● ABOUT THIS TASK: Below are the records to retype. Keep every character exactly and leave out the pictures.

(Dataset rows describing interfaces)
════════════════

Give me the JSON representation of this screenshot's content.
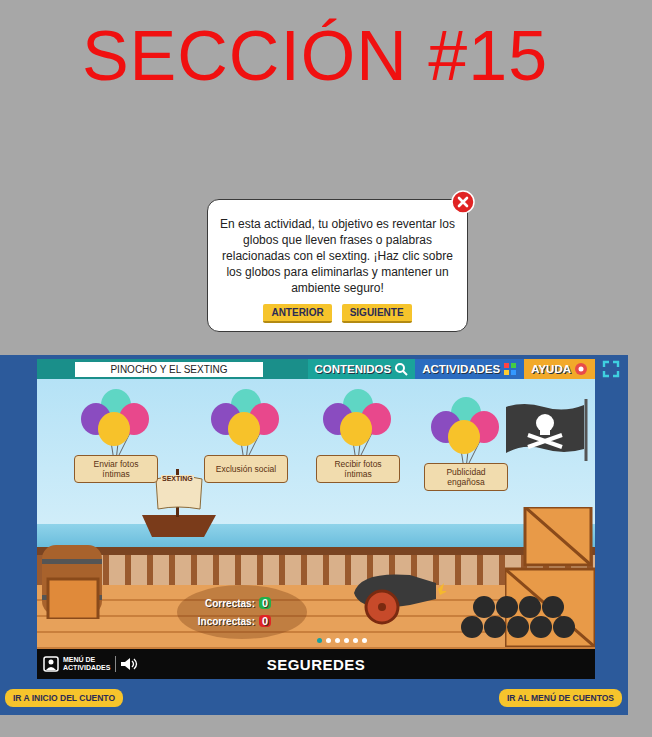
{
  "section_title": "SECCIÓN #15",
  "dialog": {
    "text": "En esta actividad, tu objetivo es reventar los globos que lleven frases o palabras relacionadas con el sexting. ¡Haz clic sobre los globos para eliminarlas y mantener un ambiente seguro!",
    "buttons": [
      {
        "label": "ANTERIOR"
      },
      {
        "label": "SIGUIENTE"
      }
    ]
  },
  "game": {
    "title": "PINOCHO Y EL SEXTING",
    "nav": [
      {
        "label": "CONTENIDOS"
      },
      {
        "label": "ACTIVIDADES"
      },
      {
        "label": "AYUDA"
      }
    ],
    "balloons": [
      {
        "label": "Enviar fotos íntimas"
      },
      {
        "label": "Exclusión social"
      },
      {
        "label": "Recibir fotos íntimas"
      },
      {
        "label": "Publicidad engañosa"
      }
    ],
    "ship_label": "SEXTING",
    "score": {
      "correct_label": "Correctas:",
      "correct": "0",
      "incorrect_label": "Incorrectas:",
      "incorrect": "0"
    },
    "pages": [
      {
        "selected": true
      },
      {
        "selected": false
      },
      {
        "selected": false
      },
      {
        "selected": false
      },
      {
        "selected": false
      },
      {
        "selected": false
      }
    ],
    "menu_label": "MENÚ DE ACTIVIDADES",
    "logo": "SEGUREDES"
  },
  "bottom_buttons": [
    {
      "label": "IR A INICIO DEL CUENTO"
    },
    {
      "label": "IR AL MENÚ DE CUENTOS"
    }
  ]
}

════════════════

● WRITTEN RESPONSE:
Give me the JSON representation of this screenshot's content.
{
  "section_title": "SECCIÓN #15",
  "dialog": {
    "text": "En esta actividad, tu objetivo es reventar los globos que lleven frases o palabras relacionadas con el sexting. ¡Haz clic sobre los globos para eliminarlas y mantener un ambiente seguro!",
    "buttons": [
      {
        "label": "ANTERIOR"
      },
      {
        "label": "SIGUIENTE"
      }
    ]
  },
  "game": {
    "title": "PINOCHO Y EL SEXTING",
    "nav": [
      {
        "label": "CONTENIDOS"
      },
      {
        "label": "ACTIVIDADES"
      },
      {
        "label": "AYUDA"
      }
    ],
    "balloons": [
      {
        "label": "Enviar fotos íntimas"
      },
      {
        "label": "Exclusión social"
      },
      {
        "label": "Recibir fotos íntimas"
      },
      {
        "label": "Publicidad engañosa"
      }
    ],
    "ship_label": "SEXTING",
    "score": {
      "correct_label": "Correctas:",
      "correct": "0",
      "incorrect_label": "Incorrectas:",
      "incorrect": "0"
    },
    "pages": [
      {
        "selected": true
      },
      {
        "selected": false
      },
      {
        "selected": false
      },
      {
        "selected": false
      },
      {
        "selected": false
      },
      {
        "selected": false
      }
    ],
    "menu_label": "MENÚ DE ACTIVIDADES",
    "logo": "SEGUREDES"
  },
  "bottom_buttons": [
    {
      "label": "IR A INICIO DEL CUENTO"
    },
    {
      "label": "IR AL MENÚ DE CUENTOS"
    }
  ]
}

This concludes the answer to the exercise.